This is the most difficult of the three questions. However, if one knows the time
course of the neurologic problem and can answer the second question, “Where is
the lesion?” the differential diagnosis can be narrowed considerably.
Time course can be divided into three categories:
• Acute = onset and evolution over minutes to hours
• Subacute = onset and evolution over days
• Chronic = onset and evolution over months
In addition, one can characterize a disease as transient, progressive, or stable.
Neurologic diseases that are focal and sudden in onset include stroke and
trauma. Neurologic diseases that are diffuse and sudden include toxic-metabolic
diseases (e.g. hypoglycemia), global cerebral ischemia (cardiac arrest), and
subarachnoid hemorrhage. Inflammatory and infectious diseases of the nervous
system have a subacute time course. Two classic focal and subacute neurologic
diseases are brain abscess and multiple sclerosis. The classic diffuse and
subacute neurologic diseases are meningitis and encephalitis. Toxic and
metabolic diseases can also have a diffuse and subacute presentation. The
classic focal and chronic neurologic lesion is a neoplasm, or something that acts
as an enlarging mass, such as a subdural hematoma. Finally, chronic and
diffuse deterioration usually represents a degenerative disease such as
THE NEUROLOGIC HISTORY
The neurologic history is the critical part of the neurologic evaluation. It is here
where most of the answers to the three main questions lie. The physician should
focus on the chief complaint and try to reconstruct a “videotape of the mind”
concerning the sequence of events. The time course of events is critical in
deciding the possible cause. Less precise words like dizziness and numbness
need to be clarified with other descriptors. If the patient has recurrent transient
events or spells, one should ask the patient to describe in detail, from start to
finish, a typical spell. Also, exact descriptions of the first and most recent spells
may be helpful. Because neurologic disease often affects the patient’s own
awareness of his or her problem, it is essential that the family be interviewed

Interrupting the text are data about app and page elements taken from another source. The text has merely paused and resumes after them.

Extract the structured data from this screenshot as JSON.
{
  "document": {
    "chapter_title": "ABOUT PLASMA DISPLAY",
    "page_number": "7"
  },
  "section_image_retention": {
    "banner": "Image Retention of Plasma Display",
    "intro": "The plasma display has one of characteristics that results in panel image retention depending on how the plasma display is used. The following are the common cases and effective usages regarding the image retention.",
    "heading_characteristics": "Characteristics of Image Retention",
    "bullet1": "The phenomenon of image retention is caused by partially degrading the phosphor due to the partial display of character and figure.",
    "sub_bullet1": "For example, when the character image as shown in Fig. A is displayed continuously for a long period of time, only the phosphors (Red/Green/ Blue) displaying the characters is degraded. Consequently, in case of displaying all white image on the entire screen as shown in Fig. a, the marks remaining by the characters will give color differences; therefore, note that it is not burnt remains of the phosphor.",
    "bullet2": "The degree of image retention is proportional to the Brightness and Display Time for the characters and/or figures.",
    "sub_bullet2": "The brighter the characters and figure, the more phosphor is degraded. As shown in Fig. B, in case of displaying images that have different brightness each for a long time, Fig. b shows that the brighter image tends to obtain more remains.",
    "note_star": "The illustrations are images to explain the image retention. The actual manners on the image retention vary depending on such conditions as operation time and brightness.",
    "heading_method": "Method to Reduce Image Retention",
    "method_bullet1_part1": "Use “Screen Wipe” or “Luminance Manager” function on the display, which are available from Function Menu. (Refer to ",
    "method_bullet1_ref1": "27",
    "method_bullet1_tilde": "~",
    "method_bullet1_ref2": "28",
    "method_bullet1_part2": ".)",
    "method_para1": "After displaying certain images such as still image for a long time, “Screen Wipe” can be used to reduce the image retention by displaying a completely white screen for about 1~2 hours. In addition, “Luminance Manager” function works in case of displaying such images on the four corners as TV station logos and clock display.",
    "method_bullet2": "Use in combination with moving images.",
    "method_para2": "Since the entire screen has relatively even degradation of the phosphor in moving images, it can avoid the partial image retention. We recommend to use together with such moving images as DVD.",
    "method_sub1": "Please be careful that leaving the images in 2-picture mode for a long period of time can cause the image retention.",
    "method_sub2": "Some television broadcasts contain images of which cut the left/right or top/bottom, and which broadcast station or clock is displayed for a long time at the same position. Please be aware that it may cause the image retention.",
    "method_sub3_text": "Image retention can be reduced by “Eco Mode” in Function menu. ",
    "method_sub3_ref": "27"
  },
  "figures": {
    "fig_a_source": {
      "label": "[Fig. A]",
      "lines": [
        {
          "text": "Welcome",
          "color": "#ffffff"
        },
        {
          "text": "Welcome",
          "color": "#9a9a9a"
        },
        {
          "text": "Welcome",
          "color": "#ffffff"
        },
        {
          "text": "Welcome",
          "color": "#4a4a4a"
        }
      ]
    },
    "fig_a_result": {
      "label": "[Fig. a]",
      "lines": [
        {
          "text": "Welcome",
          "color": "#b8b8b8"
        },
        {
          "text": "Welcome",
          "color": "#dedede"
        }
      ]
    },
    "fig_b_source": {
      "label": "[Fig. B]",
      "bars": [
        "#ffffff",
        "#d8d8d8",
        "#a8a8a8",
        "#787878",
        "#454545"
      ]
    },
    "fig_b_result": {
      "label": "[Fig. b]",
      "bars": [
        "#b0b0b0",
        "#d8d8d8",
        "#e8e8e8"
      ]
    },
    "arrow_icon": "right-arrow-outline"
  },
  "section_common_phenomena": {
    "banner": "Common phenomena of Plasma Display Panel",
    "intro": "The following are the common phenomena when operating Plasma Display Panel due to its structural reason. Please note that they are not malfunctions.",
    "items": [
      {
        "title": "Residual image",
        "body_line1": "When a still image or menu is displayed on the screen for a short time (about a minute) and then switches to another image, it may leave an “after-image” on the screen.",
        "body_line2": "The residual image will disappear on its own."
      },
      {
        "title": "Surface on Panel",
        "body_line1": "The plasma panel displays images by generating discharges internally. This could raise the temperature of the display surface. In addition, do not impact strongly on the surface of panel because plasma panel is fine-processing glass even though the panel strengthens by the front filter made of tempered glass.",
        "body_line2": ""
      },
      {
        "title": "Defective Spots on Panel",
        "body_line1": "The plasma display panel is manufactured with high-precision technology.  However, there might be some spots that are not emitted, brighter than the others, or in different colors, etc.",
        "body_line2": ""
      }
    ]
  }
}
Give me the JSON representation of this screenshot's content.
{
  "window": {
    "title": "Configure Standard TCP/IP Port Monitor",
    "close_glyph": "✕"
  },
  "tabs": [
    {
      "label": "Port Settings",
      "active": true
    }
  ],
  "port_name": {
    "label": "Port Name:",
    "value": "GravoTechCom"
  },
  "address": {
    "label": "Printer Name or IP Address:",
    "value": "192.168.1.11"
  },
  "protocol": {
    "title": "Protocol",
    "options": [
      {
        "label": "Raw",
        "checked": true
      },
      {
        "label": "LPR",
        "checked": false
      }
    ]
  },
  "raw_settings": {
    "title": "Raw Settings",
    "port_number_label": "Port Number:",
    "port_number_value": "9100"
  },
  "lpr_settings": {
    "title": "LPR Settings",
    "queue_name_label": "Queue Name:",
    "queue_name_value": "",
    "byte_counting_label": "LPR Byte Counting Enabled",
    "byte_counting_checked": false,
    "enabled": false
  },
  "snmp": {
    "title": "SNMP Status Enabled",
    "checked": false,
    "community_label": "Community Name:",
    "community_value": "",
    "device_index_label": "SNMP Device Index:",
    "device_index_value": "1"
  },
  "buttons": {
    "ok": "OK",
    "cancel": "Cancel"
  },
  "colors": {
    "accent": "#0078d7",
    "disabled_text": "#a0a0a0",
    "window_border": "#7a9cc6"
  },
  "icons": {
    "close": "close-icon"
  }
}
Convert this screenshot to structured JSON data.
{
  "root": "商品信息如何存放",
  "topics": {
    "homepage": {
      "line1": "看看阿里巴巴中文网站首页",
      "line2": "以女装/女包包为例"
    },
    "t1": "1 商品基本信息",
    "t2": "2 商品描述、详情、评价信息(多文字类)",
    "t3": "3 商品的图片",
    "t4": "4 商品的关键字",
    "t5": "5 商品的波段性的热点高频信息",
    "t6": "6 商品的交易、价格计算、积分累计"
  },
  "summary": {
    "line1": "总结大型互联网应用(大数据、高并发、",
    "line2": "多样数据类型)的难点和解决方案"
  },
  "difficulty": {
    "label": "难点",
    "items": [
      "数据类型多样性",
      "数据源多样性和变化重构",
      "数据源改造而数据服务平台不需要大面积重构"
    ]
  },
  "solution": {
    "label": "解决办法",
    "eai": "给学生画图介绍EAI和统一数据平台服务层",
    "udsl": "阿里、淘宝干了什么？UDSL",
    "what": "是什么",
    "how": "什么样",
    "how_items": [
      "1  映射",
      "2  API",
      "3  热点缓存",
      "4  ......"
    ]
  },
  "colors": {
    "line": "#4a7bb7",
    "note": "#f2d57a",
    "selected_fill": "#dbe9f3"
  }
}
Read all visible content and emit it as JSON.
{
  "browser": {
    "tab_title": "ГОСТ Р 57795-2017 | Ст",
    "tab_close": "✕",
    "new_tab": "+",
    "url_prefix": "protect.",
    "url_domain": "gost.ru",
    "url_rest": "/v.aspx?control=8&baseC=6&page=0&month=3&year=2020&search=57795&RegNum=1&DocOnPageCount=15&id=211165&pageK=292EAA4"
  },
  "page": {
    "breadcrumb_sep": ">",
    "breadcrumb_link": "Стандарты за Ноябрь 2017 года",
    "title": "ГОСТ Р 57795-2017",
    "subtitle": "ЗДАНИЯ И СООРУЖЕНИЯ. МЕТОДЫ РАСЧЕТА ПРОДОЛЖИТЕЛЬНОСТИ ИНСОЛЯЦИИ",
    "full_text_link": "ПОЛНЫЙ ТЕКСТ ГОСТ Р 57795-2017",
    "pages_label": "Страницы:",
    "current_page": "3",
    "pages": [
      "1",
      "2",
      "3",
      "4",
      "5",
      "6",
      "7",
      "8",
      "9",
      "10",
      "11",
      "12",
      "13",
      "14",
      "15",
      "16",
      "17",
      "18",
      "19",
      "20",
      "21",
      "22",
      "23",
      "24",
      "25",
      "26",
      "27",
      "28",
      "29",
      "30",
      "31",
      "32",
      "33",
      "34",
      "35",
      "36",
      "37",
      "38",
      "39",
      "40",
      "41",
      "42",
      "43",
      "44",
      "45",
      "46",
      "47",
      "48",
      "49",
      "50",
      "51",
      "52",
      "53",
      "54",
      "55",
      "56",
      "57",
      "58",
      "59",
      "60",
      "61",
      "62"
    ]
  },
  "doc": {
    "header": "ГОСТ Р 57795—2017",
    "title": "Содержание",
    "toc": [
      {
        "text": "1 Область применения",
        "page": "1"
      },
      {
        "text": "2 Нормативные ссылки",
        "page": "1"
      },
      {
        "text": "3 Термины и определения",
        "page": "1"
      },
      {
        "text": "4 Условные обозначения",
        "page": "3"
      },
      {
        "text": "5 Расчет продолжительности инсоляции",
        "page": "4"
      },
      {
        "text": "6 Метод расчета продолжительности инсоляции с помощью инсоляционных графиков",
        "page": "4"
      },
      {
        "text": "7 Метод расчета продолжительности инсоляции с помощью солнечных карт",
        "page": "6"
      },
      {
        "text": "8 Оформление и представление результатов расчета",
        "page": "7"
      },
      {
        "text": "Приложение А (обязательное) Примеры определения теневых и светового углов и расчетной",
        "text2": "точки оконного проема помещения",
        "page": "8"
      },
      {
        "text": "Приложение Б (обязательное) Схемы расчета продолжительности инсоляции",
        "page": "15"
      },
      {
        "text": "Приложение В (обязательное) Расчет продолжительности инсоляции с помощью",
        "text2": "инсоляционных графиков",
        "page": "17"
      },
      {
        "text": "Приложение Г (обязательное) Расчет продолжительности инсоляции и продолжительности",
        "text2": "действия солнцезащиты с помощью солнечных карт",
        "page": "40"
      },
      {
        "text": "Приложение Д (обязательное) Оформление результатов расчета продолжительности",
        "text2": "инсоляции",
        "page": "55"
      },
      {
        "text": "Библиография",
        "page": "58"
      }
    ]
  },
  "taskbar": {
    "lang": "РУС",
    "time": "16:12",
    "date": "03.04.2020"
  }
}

whenever there is any question of cognitive or behavioral dysfunction. Also,
many neurologic diseases will have a profound effect upon the daily life of family
members, and they should be included in discussions with the patient.
I.` CHIEF COMPLAINTS
B. Unwanted Additions
II HISTORY OF PRESENT ILLNESS
B. Associated Symptoms
C. Aggravating and Alleviating Factors
III. PAST MEDICAL HISTORY
A. Major Diseases
B. Medications or Treatment
Past Medical History, Cont’d.
C. Think about A & B together
IV. SOCIAL HISTORY, FAMILY HISTORY
V. NEUROLOGICAL REVIEW OF SYMSTEMS